They contended that Section 311 of the Code is not meant for putting the accused in a disadvantageous position. The State on the other hand submitted that the application Section 311 of the Code is not meant for putting the accused in a disadvantageous position.
The Court considered the decision in Mohan Lal Shamji Soni v. Union of India which takes into consideration relevant judgments on the scope of Section 311 and lays down the principles. In this case, the court considered the scope of Section 540 of the Code of Criminal Procedure, 1898 (the old code) which is similar to Section 311 of the Code. All the subsequent judgments follow this case, which observed that it should be borne in mind that the aid of the section should be invoked only with the object of discovering relevant facts or obtaining proper proof of such facts for a just decision of the case and it must be used judicially and not capriciously or arbitrarily because any improper or capricious exercise of the power may lead to undesirable results.”
In the light of this decision and the others that followed the same, the Court ruled that they shall sustain the High Court’s order, agreeing that the said statement is very vital to the prosecution. Since the accused knew that such a statement was recorded by SI Dayal Mukherjee, no prejudice can be said to have been caused to the accused, which will get a chance to cross-examine Mukherjee.
Also, the Court observed that just because Mukherjee was once recalled, it does not prevent his further recall.

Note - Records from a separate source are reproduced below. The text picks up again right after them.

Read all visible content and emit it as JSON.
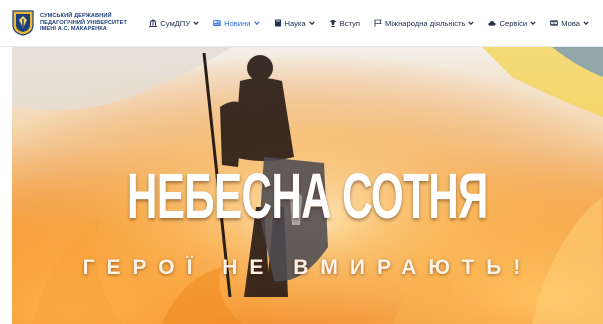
{
  "header": {
    "university_name_line1": "СУМСЬКИЙ ДЕРЖАВНИЙ",
    "university_name_line2": "ПЕДАГОГІЧНИЙ УНІВЕРСИТЕТ",
    "university_name_line3": "ІМЕНІ А.С. МАКАРЕНКА"
  },
  "nav": {
    "items": [
      {
        "label": "СумДПУ",
        "icon": "university-icon",
        "has_dropdown": true
      },
      {
        "label": "Новини",
        "icon": "newspaper-icon",
        "has_dropdown": true,
        "active": true
      },
      {
        "label": "Наука",
        "icon": "book-icon",
        "has_dropdown": true
      },
      {
        "label": "Вступ",
        "icon": "graduate-icon",
        "has_dropdown": false
      },
      {
        "label": "Міжнародна діяльність",
        "icon": "flag-icon",
        "has_dropdown": true
      },
      {
        "label": "Сервіси",
        "icon": "cloud-icon",
        "has_dropdown": true
      },
      {
        "label": "Мова",
        "icon": "language-icon",
        "has_dropdown": true
      }
    ]
  },
  "hero": {
    "headline": "НЕБЕСНА СОТНЯ",
    "subline": "ГЕРОЇ НЕ ВМИРАЮТЬ!"
  },
  "colors": {
    "brand_blue": "#1c3f7a",
    "active_link": "#2f6fe0",
    "fire_orange": "#f08a1e"
  }
}
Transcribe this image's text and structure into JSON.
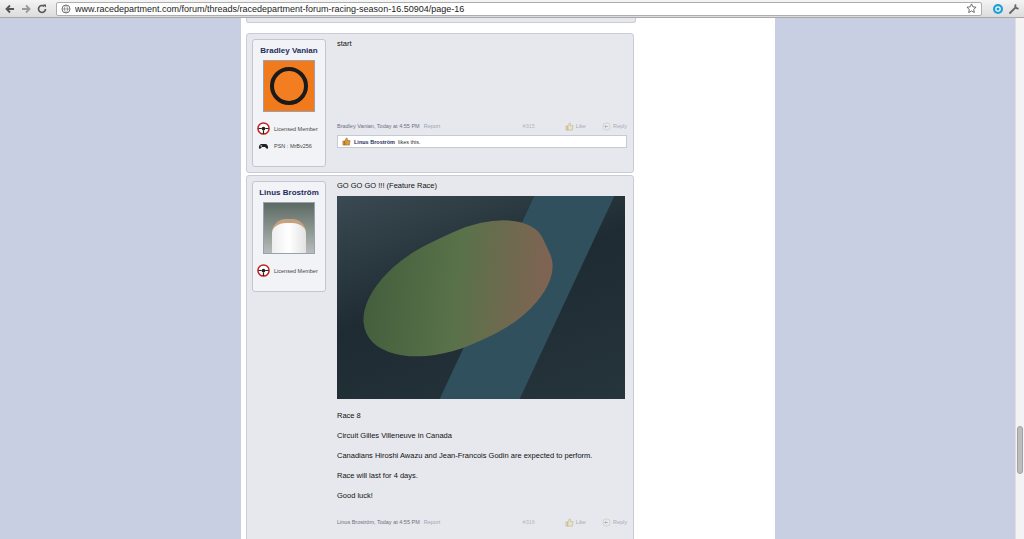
{
  "browser": {
    "url": "www.racedepartment.com/forum/threads/racedepartment-forum-racing-season-16.50904/page-16"
  },
  "posts": [
    {
      "author": "Bradley Vanian",
      "avatar_kind": "logo",
      "badges": [
        {
          "kind": "licensed",
          "label": "Licensed Member"
        },
        {
          "kind": "psn",
          "label": "PSN : MrBv256"
        }
      ],
      "blocks": [
        {
          "kind": "text",
          "text": "start"
        }
      ],
      "byline": "Bradley Vanian, Today at 4:55 PM",
      "report": "Report",
      "number": "#315",
      "like": "Like",
      "reply": "Reply",
      "likes": {
        "name": "Linus Broström",
        "text": "likes this."
      }
    },
    {
      "author": "Linus Broström",
      "avatar_kind": "photo",
      "badges": [
        {
          "kind": "licensed",
          "label": "Licensed Member"
        }
      ],
      "blocks": [
        {
          "kind": "text",
          "text": "GO GO GO !!! (Feature Race)"
        },
        {
          "kind": "image"
        },
        {
          "kind": "text",
          "text": "Race 8"
        },
        {
          "kind": "text",
          "text": "Circuit Gilles Villeneuve in Canada"
        },
        {
          "kind": "text",
          "text": "Canadians Hiroshi Awazu and Jean-Francois Godin are expected to perform."
        },
        {
          "kind": "text",
          "text": "Race will last for 4 days."
        },
        {
          "kind": "text",
          "text": "Good luck!"
        }
      ],
      "byline": "Linus Broström, Today at 4:55 PM",
      "report": "Report",
      "number": "#316",
      "like": "Like",
      "reply": "Reply"
    }
  ]
}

No such limitation is put by the Code. He can still be recalled if his evidence appears to the court to be essential to the just decision of the case. In this regard, the Decision of the court in Rajendra Prasad v. Narcotic Cell was referred to; wherein the Court had clarified that the court can exercise power of re-summoning any witness even if it has exercised the said power earlier
The Court accepted the State’s contention that the application for recall was filled just a month after the Mukherjee was re-examined and hence, there was no undue delay.
The Court, however, clarified that the oversight of the prosecution is not appreciated by us. But it was averred that cause of justice must not be allowed to suffer because of the oversight of the prosecution.
Read the judgment here.